On October 16, 2015, the FDA approved Praxbind (idarucizumab) for reversal of anticoagulation in patients taking dabigatran (Pradaxa) during emergency situations. Praxbind is a humanized antibody fragment, or Fab, designed as a specific reversal agent to dabigatran. For patients receiving surgery, there are major concerns about administering an anticoagulant without the ability to reverse its effect. Pradaxa was found to be non-inferior to warfarin in the RE-LY trial, but it had an increased rate of GI bleeding and a trend toward increased rate of major bleeding in patients 75 years or older.
Praxbind was approved through the FDA accelerated review program. There was no approved agent for reversing the effects of Pradaxa before the approval of Praxbind. Several potential reversal agents for dabigatran have been tested in vitro, in animal models, and in healthy volunteers. Prothrombin Complex Concentrate (PCC) has been used to counter the effects of dabigatran in clinical practice with varying degrees of success.
Last year, Boehringer Ingleheim, the manufacturer of Pradaxa, paid $650 million to settle thousands of lawsuits, many involving incidents of uncontrolled bleeding. It is no surprise, therefore, that the company has been developing Praxbind as a reversal agent for Pradaxa. Praxbind is an antibody fragment that binds dabigatran with an affinity 350 times that of thrombin.
RE-VERSE AD is a study of the efficacy of Praxbind in patients with serious bleeding or undergoing surgery. RE-VERSE AD is an ongoing, multicenter, prospective cohort study. Investigators plan to recruit 300 patients from 400 centers in 38 countries. Data from the first 90 patients enrolled was published in the New England Journal of Medicine in June 2015 and the results are summarized here.
Design and Method For RE-VERSE AD
The study treatment consists of 2 infusions of 2.5 g intravenous Praxbind given no more than 15 mins apart. The treatment groups were patients with serious bleeding (Group A) and patients who required an urgent procedure (Group B). All patients were followed until death or for at least 1 month.
Patients were 18 to 93 years old and had to be taking dabigatran. Most patients had an indication of stroke prevention from nonvalvular atrial fibrillation. Furthermore, they had to be clinically assessed to have overt, uncontrollable, or life-threatening bleeding needing treatment (Group A) or to require surgery or invasive procedures that could not be delayed for more than 8 hours (Group B).

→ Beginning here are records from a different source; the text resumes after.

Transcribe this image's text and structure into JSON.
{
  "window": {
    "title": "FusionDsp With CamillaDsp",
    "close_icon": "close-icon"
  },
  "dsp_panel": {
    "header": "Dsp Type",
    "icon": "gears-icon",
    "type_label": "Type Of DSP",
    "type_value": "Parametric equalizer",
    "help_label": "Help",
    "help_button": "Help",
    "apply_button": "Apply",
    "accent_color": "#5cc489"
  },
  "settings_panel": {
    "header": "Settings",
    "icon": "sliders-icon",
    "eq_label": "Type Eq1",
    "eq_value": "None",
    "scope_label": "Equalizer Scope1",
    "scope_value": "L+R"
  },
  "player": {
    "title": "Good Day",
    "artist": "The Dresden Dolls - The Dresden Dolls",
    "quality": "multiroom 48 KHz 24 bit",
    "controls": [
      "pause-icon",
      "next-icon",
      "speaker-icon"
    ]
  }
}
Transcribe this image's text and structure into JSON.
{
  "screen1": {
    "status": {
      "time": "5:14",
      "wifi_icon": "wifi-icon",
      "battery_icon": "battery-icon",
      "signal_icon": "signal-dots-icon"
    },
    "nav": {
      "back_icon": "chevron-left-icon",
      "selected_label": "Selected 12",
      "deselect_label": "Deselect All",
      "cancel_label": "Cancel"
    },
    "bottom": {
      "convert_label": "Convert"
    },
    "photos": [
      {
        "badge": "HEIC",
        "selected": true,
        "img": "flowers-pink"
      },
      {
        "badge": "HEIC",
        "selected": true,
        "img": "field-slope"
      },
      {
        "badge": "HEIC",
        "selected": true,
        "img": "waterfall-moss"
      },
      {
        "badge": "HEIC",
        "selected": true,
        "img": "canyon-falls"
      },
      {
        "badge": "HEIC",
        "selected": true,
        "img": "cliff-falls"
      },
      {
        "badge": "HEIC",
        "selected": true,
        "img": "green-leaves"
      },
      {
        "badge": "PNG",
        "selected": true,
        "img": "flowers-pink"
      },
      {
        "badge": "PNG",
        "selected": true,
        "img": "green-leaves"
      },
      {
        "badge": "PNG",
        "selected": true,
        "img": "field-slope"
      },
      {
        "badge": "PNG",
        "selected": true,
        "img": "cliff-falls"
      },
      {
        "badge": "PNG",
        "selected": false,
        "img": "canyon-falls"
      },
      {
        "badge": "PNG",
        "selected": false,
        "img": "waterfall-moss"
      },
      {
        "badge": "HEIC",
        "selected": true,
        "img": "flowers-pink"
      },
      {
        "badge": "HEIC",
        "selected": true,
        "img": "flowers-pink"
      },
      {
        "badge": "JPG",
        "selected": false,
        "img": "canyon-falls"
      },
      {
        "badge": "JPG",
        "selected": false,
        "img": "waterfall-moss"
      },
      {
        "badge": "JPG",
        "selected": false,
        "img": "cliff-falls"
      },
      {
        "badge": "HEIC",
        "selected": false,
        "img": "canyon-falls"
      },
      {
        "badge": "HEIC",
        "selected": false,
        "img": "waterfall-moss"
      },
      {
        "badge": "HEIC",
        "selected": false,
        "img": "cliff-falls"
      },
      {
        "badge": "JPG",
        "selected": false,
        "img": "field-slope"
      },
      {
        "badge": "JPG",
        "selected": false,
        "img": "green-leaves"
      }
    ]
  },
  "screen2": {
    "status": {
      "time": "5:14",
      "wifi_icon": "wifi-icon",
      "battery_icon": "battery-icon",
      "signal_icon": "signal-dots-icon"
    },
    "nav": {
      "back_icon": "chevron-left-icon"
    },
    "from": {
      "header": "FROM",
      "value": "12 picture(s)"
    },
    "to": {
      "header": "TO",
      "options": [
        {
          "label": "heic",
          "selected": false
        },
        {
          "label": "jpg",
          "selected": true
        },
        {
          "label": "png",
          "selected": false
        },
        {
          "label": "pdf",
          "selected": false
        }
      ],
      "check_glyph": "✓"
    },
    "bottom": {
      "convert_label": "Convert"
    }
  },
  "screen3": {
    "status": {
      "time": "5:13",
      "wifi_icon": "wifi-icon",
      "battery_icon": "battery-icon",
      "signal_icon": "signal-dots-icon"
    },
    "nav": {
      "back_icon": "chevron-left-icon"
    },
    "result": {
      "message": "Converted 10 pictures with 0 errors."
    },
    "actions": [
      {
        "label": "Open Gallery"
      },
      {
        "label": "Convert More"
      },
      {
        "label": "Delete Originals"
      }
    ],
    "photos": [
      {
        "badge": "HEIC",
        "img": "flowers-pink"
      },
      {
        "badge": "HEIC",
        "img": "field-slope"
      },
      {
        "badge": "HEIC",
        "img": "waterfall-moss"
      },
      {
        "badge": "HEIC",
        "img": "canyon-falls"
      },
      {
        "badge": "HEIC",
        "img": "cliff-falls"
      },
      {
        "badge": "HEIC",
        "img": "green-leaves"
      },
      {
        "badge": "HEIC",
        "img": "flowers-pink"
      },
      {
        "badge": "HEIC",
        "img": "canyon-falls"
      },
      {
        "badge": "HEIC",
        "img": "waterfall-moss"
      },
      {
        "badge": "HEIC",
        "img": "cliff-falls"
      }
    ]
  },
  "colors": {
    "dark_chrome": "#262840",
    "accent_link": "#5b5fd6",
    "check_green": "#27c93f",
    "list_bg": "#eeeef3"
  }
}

A total of 90 patients were recruited so far with 51 patients in Group A and 39 patients in group B. Median time since the last dose of dabigatran was 15.4 hours. Patients in Group B primarily had Intracranial, trauma-related, or GI bleeding.
Next: RE-VERSE AD Endpoints and Results